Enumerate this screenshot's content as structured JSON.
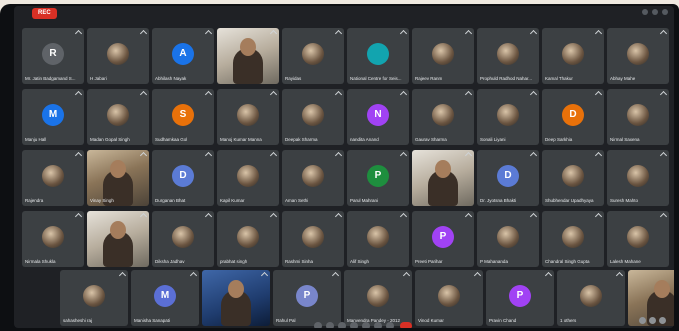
{
  "recording_label": "REC",
  "rows": [
    {
      "tiles": [
        {
          "type": "letter",
          "letter": "R",
          "color": "#5f6368",
          "name": "Mr. Jatin Badgamand S..."
        },
        {
          "type": "photo",
          "name": "H Jabari"
        },
        {
          "type": "letter",
          "letter": "A",
          "color": "#1a73e8",
          "name": "Abhilash Nayak"
        },
        {
          "type": "video",
          "style": "light",
          "name": ""
        },
        {
          "type": "photo",
          "name": "Rayidas"
        },
        {
          "type": "letter",
          "letter": "",
          "color": "#12a4af",
          "name": "National Centre for Seis..."
        },
        {
          "type": "photo",
          "name": "Rajeev Ranm"
        },
        {
          "type": "photo",
          "name": "Prophuld Radhod Nahar..."
        },
        {
          "type": "photo",
          "name": "Kamal Thakur"
        },
        {
          "type": "photo",
          "name": "Abhay Mahe"
        }
      ]
    },
    {
      "tiles": [
        {
          "type": "letter",
          "letter": "M",
          "color": "#1a73e8",
          "name": "Manju Hall"
        },
        {
          "type": "photo",
          "name": "Madan Gopal Singh"
        },
        {
          "type": "letter",
          "letter": "S",
          "color": "#e8710a",
          "name": "Sudhamkaa Gol"
        },
        {
          "type": "photo",
          "name": "Manoj Kumar Manna"
        },
        {
          "type": "photo",
          "name": "Deepak Sharma"
        },
        {
          "type": "letter",
          "letter": "N",
          "color": "#a142f4",
          "name": "nandita Anand"
        },
        {
          "type": "photo",
          "name": "Gaurav Sharma"
        },
        {
          "type": "photo",
          "name": "Sonali Liyani"
        },
        {
          "type": "letter",
          "letter": "D",
          "color": "#e8710a",
          "name": "Deep Sarkhia"
        },
        {
          "type": "photo",
          "name": "Nirmal Saxena"
        }
      ]
    },
    {
      "tiles": [
        {
          "type": "photo",
          "name": "Rajendra"
        },
        {
          "type": "video",
          "style": "warm",
          "name": "Vinay Singh"
        },
        {
          "type": "letter",
          "letter": "D",
          "color": "#5b7bd5",
          "name": "Durganan Bhat"
        },
        {
          "type": "photo",
          "name": "Kapil Kumar"
        },
        {
          "type": "photo",
          "name": "Aman Sethi"
        },
        {
          "type": "letter",
          "letter": "P",
          "color": "#1e8e3e",
          "name": "Parul Mahrani"
        },
        {
          "type": "video",
          "style": "light",
          "name": ""
        },
        {
          "type": "letter",
          "letter": "D",
          "color": "#5b7bd5",
          "name": "Dr. Jyotsna Bhakti"
        },
        {
          "type": "photo",
          "name": "Shubhendar Upadhyaya"
        },
        {
          "type": "photo",
          "name": "Suresh Mahto"
        }
      ]
    },
    {
      "tiles": [
        {
          "type": "photo",
          "name": "Nirmala Shukla"
        },
        {
          "type": "video",
          "style": "light",
          "name": ""
        },
        {
          "type": "photo",
          "name": "Diksha Jadhav"
        },
        {
          "type": "photo",
          "name": "prabhat singh"
        },
        {
          "type": "photo",
          "name": "Rashmi Sinha"
        },
        {
          "type": "photo",
          "name": "Alif Singh"
        },
        {
          "type": "letter",
          "letter": "P",
          "color": "#a142f4",
          "name": "Preeti Parihar"
        },
        {
          "type": "photo",
          "name": "P Mahananda"
        },
        {
          "type": "photo",
          "name": "Chandral Singh Gupta"
        },
        {
          "type": "photo",
          "name": "Lalesh Mahane"
        }
      ]
    },
    {
      "tiles": [
        {
          "type": "photo",
          "name": "sahasheshi raj"
        },
        {
          "type": "letter",
          "letter": "M",
          "color": "#5b6fd5",
          "name": "Manisha Sanapati"
        },
        {
          "type": "video",
          "style": "blue",
          "name": ""
        },
        {
          "type": "letter",
          "letter": "P",
          "color": "#7986cb",
          "name": "Rahul Pal"
        },
        {
          "type": "photo",
          "name": "Manvendra Pandey - 2012"
        },
        {
          "type": "photo",
          "name": "Vinod Kumar"
        },
        {
          "type": "letter",
          "letter": "P",
          "color": "#a142f4",
          "name": "Pravin Chand"
        },
        {
          "type": "photo",
          "name": "1 others"
        },
        {
          "type": "video",
          "style": "warm",
          "name": ""
        }
      ]
    }
  ]
}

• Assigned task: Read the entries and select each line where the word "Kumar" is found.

• Output of the exercise:
          "name": "Manoj Kumar Manna"
          "name": "Kapil Kumar"
          "name": "Vinod Kumar"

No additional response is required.